Pulpit Hill and Grangelands guided walk

On Sunday we joined a guided walk organized by BBOWT around Pulpit Hill and Grangelands. We know the site well and consider it our 'local patch', but we were still looking forward to some expert info from our guide, Peter Creed, and even hoped he may share a few of the sites secrets with us. We were mainly there to look at the orchids and other plants that are flowering at the moment, but we knew there would be plenty of butterflies and bugs to keep Bug Mad Girl amused (she hasn't quite got the same level of enthusiasm for flowers as she has for spiders, butterflies and beetles ... yet!)

It didn't take long before BMG was off on a bug hunt while the rest of us admired the beautiful orchids.
Bug hunting while we admired the orchids
There were common spotted, fragrant and pyramidal orchids all over the site. It really is an amazingly beautiful place.
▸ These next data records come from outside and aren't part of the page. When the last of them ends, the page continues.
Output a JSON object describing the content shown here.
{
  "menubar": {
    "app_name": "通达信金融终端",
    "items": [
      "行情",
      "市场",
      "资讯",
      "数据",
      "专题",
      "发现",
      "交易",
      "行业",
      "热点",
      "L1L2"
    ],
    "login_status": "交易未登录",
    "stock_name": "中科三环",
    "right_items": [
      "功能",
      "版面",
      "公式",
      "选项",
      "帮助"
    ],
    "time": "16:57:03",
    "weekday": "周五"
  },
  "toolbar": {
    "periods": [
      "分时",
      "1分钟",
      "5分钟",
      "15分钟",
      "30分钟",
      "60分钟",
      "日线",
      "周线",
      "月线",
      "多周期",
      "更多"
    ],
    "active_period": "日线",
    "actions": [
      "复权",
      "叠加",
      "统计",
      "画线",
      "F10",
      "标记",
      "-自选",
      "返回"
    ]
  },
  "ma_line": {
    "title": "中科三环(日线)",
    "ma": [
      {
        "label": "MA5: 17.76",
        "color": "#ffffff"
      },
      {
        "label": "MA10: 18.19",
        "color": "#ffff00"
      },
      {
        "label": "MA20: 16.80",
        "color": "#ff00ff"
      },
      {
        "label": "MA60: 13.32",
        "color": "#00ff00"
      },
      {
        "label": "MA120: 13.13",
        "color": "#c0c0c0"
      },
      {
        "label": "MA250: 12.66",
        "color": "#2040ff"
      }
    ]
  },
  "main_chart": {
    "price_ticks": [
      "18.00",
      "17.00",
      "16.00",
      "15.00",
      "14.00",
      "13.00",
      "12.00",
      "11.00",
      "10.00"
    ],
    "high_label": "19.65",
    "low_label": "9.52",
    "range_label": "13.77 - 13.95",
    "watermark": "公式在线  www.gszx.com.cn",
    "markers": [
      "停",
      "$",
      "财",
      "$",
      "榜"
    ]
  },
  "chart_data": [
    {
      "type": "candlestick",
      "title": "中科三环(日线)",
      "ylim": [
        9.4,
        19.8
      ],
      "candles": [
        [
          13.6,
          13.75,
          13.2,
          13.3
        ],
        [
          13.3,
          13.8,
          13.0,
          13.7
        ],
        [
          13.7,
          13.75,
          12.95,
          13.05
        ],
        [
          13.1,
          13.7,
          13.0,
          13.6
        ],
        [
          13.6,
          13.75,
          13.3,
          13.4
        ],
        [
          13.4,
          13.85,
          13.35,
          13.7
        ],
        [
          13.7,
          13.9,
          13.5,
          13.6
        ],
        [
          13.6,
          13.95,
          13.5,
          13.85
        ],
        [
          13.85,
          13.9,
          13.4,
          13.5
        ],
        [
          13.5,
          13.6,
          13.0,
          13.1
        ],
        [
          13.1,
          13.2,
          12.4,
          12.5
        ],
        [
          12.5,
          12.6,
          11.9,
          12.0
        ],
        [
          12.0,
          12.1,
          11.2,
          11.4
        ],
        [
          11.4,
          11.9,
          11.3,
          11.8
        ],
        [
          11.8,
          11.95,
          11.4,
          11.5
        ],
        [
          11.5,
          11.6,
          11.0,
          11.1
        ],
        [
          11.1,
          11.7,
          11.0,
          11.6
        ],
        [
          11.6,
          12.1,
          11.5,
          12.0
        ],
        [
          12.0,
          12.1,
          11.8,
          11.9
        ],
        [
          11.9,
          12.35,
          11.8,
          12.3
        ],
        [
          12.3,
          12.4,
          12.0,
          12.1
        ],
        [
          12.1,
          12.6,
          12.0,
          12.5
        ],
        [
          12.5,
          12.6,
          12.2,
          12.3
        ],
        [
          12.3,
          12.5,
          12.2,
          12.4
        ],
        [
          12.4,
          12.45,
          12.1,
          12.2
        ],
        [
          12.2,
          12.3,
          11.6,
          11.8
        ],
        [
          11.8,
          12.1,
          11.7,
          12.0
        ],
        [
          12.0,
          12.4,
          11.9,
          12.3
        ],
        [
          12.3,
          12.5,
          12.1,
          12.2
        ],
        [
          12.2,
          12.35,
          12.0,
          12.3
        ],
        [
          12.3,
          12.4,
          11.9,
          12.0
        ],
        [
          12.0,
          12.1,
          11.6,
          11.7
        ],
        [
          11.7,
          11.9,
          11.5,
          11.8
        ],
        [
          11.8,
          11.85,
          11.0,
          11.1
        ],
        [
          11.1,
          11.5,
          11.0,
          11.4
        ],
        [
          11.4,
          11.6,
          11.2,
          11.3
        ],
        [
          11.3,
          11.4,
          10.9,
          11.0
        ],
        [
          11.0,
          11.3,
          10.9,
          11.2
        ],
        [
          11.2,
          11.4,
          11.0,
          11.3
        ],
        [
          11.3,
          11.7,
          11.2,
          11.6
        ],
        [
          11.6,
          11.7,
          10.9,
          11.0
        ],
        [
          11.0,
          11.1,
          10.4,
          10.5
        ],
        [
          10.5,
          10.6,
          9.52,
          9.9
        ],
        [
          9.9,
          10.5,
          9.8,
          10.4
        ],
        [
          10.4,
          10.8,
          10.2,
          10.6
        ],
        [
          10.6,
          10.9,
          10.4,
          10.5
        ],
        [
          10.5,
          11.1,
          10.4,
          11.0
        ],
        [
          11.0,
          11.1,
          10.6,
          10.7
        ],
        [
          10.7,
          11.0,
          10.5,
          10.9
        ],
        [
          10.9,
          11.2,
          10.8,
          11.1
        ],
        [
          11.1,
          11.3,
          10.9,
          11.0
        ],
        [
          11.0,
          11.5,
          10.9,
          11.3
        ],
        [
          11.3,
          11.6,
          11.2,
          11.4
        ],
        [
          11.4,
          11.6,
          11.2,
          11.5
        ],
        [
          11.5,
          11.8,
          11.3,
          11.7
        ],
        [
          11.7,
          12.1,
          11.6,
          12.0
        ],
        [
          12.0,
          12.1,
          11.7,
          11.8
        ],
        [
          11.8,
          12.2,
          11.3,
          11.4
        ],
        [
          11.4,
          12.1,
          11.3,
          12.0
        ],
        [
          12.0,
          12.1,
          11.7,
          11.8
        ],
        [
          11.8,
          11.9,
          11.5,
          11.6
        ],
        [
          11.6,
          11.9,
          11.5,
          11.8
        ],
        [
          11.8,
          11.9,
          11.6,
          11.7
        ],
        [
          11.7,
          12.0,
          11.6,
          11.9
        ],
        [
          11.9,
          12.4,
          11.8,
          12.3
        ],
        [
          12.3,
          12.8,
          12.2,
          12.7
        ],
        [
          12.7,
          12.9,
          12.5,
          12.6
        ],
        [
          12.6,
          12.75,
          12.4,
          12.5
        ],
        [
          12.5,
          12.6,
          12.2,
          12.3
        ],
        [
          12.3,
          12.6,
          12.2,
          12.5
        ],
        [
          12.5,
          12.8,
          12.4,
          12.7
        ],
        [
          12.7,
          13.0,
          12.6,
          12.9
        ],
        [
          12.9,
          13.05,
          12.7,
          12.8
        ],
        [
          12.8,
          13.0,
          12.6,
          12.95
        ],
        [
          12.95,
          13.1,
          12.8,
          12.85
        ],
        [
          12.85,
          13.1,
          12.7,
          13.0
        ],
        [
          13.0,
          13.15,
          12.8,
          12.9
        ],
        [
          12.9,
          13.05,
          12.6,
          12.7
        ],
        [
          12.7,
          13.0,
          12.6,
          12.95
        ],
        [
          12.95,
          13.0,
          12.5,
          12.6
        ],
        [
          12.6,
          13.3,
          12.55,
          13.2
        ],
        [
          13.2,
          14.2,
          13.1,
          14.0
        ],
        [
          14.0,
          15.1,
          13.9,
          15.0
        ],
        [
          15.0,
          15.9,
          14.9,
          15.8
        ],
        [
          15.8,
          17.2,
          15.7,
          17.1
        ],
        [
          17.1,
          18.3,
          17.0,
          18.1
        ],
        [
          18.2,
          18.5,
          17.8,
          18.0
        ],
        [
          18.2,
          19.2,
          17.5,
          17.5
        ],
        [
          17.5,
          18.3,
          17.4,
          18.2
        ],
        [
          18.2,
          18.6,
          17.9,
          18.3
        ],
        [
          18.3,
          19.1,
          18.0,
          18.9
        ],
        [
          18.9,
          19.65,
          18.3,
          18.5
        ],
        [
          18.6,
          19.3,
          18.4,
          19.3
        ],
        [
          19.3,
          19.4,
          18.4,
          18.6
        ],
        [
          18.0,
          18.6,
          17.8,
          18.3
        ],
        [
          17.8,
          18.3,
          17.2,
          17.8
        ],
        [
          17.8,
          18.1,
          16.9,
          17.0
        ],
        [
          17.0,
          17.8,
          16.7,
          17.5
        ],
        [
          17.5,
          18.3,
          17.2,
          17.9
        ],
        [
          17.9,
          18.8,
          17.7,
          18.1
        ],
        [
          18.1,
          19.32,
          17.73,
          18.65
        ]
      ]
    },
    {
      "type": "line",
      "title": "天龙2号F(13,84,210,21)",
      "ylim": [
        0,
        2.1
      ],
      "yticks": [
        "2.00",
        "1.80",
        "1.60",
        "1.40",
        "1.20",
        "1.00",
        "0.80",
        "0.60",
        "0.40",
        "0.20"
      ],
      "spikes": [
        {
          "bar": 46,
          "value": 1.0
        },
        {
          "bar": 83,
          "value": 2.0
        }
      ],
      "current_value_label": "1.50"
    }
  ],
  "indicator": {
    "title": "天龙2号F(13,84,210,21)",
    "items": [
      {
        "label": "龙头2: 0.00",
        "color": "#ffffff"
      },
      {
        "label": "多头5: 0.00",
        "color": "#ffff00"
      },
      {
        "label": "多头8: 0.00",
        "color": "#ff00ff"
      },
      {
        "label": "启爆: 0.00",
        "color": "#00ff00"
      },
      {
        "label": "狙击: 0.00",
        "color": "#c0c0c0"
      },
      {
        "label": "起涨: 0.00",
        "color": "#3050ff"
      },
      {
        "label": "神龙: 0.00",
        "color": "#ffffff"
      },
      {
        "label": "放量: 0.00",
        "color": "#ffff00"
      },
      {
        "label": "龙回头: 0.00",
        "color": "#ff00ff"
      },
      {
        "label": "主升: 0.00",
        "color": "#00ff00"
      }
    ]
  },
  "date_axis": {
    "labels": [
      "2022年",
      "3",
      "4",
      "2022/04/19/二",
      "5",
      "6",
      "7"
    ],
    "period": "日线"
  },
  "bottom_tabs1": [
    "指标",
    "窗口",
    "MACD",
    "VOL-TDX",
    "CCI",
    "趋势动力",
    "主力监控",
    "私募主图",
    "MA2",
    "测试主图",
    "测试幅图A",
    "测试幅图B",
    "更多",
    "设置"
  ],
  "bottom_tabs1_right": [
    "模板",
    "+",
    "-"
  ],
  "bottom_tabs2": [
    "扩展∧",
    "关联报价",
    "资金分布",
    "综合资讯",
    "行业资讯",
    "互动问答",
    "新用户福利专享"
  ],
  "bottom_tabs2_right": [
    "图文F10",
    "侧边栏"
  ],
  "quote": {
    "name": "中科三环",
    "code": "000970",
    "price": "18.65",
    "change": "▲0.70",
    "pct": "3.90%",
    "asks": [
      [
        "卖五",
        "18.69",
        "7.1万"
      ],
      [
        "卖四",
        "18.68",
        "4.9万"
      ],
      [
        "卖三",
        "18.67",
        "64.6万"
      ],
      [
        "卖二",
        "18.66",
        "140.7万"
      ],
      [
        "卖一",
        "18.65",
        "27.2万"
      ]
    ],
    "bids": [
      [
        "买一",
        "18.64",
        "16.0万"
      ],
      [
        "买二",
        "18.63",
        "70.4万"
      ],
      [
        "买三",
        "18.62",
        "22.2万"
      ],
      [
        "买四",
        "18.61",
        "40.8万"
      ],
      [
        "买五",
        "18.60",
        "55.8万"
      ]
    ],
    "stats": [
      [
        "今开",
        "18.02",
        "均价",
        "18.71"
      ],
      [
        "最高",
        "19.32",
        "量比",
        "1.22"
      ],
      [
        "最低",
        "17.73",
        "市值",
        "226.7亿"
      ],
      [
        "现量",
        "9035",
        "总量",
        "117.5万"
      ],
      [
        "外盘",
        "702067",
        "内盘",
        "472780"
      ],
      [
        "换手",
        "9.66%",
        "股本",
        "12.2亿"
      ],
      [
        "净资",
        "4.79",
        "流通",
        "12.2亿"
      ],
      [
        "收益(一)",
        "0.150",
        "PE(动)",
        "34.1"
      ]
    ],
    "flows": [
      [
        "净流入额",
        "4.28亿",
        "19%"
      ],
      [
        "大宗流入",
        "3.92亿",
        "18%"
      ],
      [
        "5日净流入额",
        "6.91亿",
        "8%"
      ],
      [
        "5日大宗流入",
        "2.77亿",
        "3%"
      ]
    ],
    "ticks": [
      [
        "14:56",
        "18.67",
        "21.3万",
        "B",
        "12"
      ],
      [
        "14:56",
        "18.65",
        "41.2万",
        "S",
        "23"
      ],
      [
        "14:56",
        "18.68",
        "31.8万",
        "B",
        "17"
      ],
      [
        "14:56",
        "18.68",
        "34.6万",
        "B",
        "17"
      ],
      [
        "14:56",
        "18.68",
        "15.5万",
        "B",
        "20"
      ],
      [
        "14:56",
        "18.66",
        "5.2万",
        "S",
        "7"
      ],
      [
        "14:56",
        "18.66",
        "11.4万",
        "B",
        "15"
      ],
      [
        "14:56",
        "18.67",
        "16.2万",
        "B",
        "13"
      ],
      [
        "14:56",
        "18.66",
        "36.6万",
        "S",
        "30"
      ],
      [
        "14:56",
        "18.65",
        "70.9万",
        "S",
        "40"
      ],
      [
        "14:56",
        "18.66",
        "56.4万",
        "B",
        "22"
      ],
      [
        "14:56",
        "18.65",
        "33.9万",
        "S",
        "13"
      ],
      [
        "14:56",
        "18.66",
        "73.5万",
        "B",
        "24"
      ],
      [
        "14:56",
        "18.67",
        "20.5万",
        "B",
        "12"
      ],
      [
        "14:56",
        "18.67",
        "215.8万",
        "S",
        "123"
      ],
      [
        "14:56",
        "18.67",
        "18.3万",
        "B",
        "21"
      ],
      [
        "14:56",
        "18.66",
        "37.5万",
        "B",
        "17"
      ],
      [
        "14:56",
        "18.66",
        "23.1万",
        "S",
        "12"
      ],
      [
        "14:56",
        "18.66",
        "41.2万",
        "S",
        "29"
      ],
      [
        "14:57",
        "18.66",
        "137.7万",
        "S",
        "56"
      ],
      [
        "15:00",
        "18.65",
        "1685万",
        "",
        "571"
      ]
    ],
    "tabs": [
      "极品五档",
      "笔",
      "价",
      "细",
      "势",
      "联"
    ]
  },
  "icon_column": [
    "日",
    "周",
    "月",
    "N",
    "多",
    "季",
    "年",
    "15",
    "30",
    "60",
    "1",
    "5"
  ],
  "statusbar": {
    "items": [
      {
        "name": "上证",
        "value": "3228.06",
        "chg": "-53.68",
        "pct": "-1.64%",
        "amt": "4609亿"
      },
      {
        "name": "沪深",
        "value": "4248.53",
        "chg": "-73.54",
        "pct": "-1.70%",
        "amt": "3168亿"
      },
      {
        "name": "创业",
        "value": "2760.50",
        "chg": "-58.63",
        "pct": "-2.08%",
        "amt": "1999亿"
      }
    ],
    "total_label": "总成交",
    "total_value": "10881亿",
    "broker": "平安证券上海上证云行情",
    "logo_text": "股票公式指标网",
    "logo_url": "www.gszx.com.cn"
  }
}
Looking a little bit 'crisp' after last weeks heat wave

The pyramidal orchids are at their best now
Bug Mad Girl found a stripe winged grasshopper that sat on her hand as we walked around, only jumping off after about half an hour.

We hopped over a stile and had a quick look at the steep, bare slope where the white helleborines grow. They were well over and had gone to seed, but we found some hairy rock-cress growing at the same place.
The white helleborines had gone over

Hairy rock-cress
Out on the chalk grassland of Grangelands we found all sorts of wonderful flowers, including ...

Common centuary

Deadly nightshade

Ribwort plantain

Dwarf thistle

Welted thistle
There were lots of butterflies flying, but the marbled whites are a bit of a favourite and seemed to be everywhere when the sun came out.

3 males chasing after one female marbled white

We also saw lots of ringlets, meadow browns and skippers.
Small skipper
Still keeping an eye out for bugs, we found cinnabar moth caterpillars, soldier beetles and a dock beetle.

Cinnabar moth caterpillars eating ragwort

Dock beetle

Soldier beetle
We had a look at the musk orchids and even managed to find a few individual flowers growing slightly apart from the main patch of about 40 flowers.

BMG is still not particularly excited by the extremely rare, tiny, green musk orchids, so she had a hunt around and found a couple of small owl pellets. They're much smaller than the ones we dissected from Brush Hill or the ones she found at Watlington Hill. We'll have to dissect them in the summer holidays and see if we can work out what sort of owl made them.

What sort of owl made the two small owl pellets? The large one on the
right came from Watlington Hill and is probably from a tawny owl
We even managed to find out a couple of secrets about the site ... there is a small area out on the chalk grassland where toasted waxcaps, a rare fungus that looks like burnt toast, grows at the end of October. There is also a patch of woodland, up a steep side of the hill along what looks like an animal trail, where 50 - 60 Bird's-nest Orchids usually flower, so we can scrabble up there and look for them next year. We also found out a special secret about another one of our local sites, but I'm going to look for that tomorrow, so I'll tell you about it if I find it!

What a brilliant way to spend a Sunday morning at one of our favourite locations!


  1. As well as you know somewhere, there is always something more to learn about it! I love finding grasshoppers :) I found a pellet on a wall a few weeks ago... I think mine is a kestrel pellet but I'm not sure. I brought it home to dissect one day!

    1. by the way, BMG would have enjoyed the insect festival I went to on Sunday! Maybe you could go next time, which I think will be in 2017.

    2. It's great fun being a bit of a detective and trying to work out who made the pellet. I wonder if the small ones are red kite pellets (as we have loads of them around here) so it will be fun to see what's inside!
      BMG would love an insect festival!